- The Third Phase ‘Mop Up’ (2026–2030) will target the remaining endemic countries in the fight to eliminate rabies, and continue to support country efforts as communities, nations and regions advance to reach Zero by 30. This phase is considered the last mile of human dog-mediated rabies elimination, but we should never under-estimate the challenge of the final stages.
The Global Strategic Plan recognises rabies-infected dogs as the main source of human rabies. Despite this, dogs should not be perceived as a threat but as the best allies to eliminate rabies. Communities need to be aware of the power of preventing dog bites and of life-saving human post-exposure prophylaxis. Most importantly, the disease needs to be tackled at the animal source by vaccinating dogs with good quality vaccines, advocating for responsible dog ownership, and by raising public awareness.

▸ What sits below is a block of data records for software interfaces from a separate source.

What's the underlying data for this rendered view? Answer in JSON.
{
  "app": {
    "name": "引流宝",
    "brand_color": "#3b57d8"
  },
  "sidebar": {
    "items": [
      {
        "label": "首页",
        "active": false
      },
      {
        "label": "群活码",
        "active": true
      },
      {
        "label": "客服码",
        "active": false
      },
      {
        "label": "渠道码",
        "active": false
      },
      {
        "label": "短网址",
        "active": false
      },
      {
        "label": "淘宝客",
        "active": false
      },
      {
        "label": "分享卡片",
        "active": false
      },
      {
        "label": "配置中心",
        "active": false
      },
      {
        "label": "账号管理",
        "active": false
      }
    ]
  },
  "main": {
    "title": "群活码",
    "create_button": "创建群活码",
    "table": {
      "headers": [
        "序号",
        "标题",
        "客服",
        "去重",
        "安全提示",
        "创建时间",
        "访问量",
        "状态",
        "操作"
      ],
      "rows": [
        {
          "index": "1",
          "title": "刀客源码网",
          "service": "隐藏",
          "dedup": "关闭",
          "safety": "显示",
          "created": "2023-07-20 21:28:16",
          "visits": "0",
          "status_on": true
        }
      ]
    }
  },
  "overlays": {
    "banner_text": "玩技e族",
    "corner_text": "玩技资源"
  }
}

It has been demonstrated that dog vaccination is a cost-effective control measure that protects human lives in an equitable, sustainable and cost-effective manner. It also has potential positive spill-over effects for the protection of livestock, biodiversity and wildlife species conservation.
The elimination of dog-mediated human rabies is considered a global public good and an excellent showcase for application of the ‘One Health’ concept. Cross-sectoral solutions from stakeholders in both human and animal health systems are essential for the greatest benefits to be realized. Working together to bring an end to rabies will have multiple positive impacts including – above all – saving human lives, but also reducing the heavy economic burden imposed by the disease from lost income or livestock. It will strengthen both human and veterinary health systems, improve equity and access to healthcare, and contribute to the global sustainable development.
Countries are being invited to make and reaffirm their commitment to prioritise rabies prevention and to work through a ‘One Health’ approach to eliminate dog-mediated rabies human deaths by 2030. The four partner organisations responsible for the implementation of the Global Strategic Plan are ready to leverage existing knowledge, tools and technology in a new way. The partner organisations of United Against Rabies are already working with countries to coordinate and catalyse global change so no one will ever suffer in pain and die from this preventable disease. Investing in the elimination of rabies will accelerate progress, as the world works to make the Zero-by-30 Goal a reality.
We all have a role to play in achieving the shared goal of global rabies elimination. The time is now.
■ September 2018